Young fans, old fans, new fans, die-hard fans: all were represented in Jurassic Park during Game 5, braving rainy, cool, windy Monday night. Thousands of fans descended on downtown Toronto in the hope of witnessing the Toronto Raptors win their first NBA Finals.
Ponchos covered their jerseys as they danced to the tunes played on stage, some wearing inflatable T-rex costumes whose heads bobbed unnaturally in the wind. Random chants of “Let’s go Raptors” started in pockets, reverberating through the crowds. A group played a pickup game of basketball in the back of the crowd. Some smoked marijuana, others vaped or drank booze out of plastic water bottles. They cheered when Raptors star Kawhi Leonard drained a three-pointer and groaned when Steph Curry of the Golden State Warriors did the same.
The Raptors didn’t win, but after the game they jumped in the streets full of optimism, chanting “Raps in six!”
The people who crammed into Jurassic Park on Monday were a testament to the Raptors’ growing fan base.
Here are some of their stories:
The Persaud family
Tyrone Persaud stood beneath an umbrella in Jurassic Park with his two children, Shaan, 17, and Seleena, 10. Mr. Persaud came to Canada from Guyana in 1998 as a professional cricket player and fell in love with the Toronto Raptors. He didn’t have access to a TV but would listen to the team play on the radio – just as he had listened to cricket on the radio during his childhood. “These things are so rare,” he said. “I want my kids to see it and say, ‘We were downtown when the Raptors won the NBA title.’ ”
The Mackenzie family
Nathalie Mackenzie drove 10 hours with her husband and three boys from Kapuskasing in Northern Ontario for the family’s first game in Jurassic Park. “We left yesterday, slept in North Bay, then we drove here the rest of the daytime,” said Ms. Mackenzie, a nurse. The parents took two days off work for the trip in hopes of seeing the Raptors win and their kids being able to say, “I was there, I was at that game when they won the championship,” Ms. Mackenzie said.
Samrin Quader was not a sports fan, but she came in from Toronto’s Scarborough neighbourhood to watch Game 5 from Jurassic Park because she wanted to be a part of history. “We always lose in sports. Jays, Leafs. I’ve never heard about us winning,” she said. “So when I heard we got to the Finals I was like, ‘Really?’ And I started watching.” She looked up the rules to basketball and started paying attention to the Raptors. “I saw how crazy it was in Toronto and I had to come down.”
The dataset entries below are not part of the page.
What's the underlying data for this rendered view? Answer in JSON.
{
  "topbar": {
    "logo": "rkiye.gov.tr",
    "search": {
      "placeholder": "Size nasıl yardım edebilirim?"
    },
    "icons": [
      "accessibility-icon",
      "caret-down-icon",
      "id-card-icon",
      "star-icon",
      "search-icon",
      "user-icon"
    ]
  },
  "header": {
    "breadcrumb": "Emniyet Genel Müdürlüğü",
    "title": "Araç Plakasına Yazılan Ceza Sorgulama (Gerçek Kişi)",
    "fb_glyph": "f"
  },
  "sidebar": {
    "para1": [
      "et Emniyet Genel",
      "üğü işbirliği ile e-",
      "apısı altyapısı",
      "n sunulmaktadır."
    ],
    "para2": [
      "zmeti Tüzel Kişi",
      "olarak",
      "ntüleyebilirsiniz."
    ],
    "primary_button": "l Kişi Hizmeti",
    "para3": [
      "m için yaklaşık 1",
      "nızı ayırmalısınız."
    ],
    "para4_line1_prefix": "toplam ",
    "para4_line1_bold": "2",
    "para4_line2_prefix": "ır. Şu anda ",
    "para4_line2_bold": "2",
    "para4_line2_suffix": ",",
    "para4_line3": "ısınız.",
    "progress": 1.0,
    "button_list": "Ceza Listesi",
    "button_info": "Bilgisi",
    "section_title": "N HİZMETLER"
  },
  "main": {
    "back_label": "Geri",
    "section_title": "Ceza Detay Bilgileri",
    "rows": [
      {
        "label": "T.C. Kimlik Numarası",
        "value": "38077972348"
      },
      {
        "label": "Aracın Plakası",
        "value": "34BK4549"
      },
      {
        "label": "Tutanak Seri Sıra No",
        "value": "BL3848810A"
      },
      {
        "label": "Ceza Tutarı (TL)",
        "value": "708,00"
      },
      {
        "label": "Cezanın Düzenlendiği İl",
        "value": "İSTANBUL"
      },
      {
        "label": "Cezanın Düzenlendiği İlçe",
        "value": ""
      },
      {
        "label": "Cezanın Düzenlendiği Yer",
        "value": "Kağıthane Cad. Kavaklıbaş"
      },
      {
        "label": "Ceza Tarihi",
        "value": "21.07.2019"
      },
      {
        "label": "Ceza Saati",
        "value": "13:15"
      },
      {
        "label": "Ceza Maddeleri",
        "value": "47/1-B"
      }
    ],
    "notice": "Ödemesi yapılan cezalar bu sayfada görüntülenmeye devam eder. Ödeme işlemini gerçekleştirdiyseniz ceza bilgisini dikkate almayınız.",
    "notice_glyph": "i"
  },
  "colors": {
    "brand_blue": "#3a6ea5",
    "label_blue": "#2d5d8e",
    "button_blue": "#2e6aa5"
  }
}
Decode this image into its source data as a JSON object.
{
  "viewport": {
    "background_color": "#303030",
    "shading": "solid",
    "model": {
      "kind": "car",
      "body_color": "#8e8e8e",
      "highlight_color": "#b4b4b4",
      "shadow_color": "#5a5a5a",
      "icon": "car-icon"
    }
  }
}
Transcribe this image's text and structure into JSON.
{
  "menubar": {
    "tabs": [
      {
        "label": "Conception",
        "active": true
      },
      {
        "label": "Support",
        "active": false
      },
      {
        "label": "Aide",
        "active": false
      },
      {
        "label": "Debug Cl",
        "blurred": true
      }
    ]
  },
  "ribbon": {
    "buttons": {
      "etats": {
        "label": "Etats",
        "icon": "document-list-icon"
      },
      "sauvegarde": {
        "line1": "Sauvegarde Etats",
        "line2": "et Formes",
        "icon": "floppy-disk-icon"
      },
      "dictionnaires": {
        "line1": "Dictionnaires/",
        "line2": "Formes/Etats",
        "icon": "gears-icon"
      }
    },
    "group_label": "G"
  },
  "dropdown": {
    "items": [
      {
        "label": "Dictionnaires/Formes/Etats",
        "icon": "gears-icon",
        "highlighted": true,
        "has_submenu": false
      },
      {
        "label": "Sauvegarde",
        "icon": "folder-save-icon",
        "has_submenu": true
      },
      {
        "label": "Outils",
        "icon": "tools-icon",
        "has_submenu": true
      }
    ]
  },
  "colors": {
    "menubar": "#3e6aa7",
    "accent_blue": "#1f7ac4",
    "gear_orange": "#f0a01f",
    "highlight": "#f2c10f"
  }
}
This was Rick Beaulieu’s third time seeing a game at Jurassic Park. He took the GO train from Hamilton with his young daughter to watch Monday’s game. “She’s hooked now,” he said about the new Raptors fan, who stayed home from school after late nights watching the games. Mr. Beaulieu didn’t expect to be so lucky: “I’ll be going to work early tomorrow at 6 o’clock."
Johnny Byanki came to see the game wearing the same Raptors jersey he’s had since he was 10. “This jersey was really oversized when I was a kid, and now it fits nicely,” said Mr. Byanki, 29, who lives in Toronto’s downtown Distillery District. It was his first game in Jurassic Park. “I think the Raptors really put the city on their back,” he said. “It’s a great feeling."
Jennifer Chu came to Jurassic Park from Mississauga with her two daughters, wanting to soak in the atmosphere of the Finals. The realtor used to watch basketball, but didn’t start tuning in again until this year. “I love Jeremy Lin,” she said of the Raptors point guard. “I was in the arena watching games [...] just for Jeremy Lin.”
Most fans wore Raptors gear in Jurassic Park. Thousands of Leonards, Lowrys and Siakams walked among the crowd. But one fan stood out. Alex Broekhuyse’s Golden State jersey drew jeers and abuse. “I just relish the hatred,” he said. Mr. Broekhuyse, who is actually rooting for the Raptors, said he likes wearing the Warriors colours to be provocative. “I like seeing the reactions. I’ve gotten a couple of high-fives from people wearing Warriors jerseys but overall it’s overwhelmingly negative. Lots of boos.”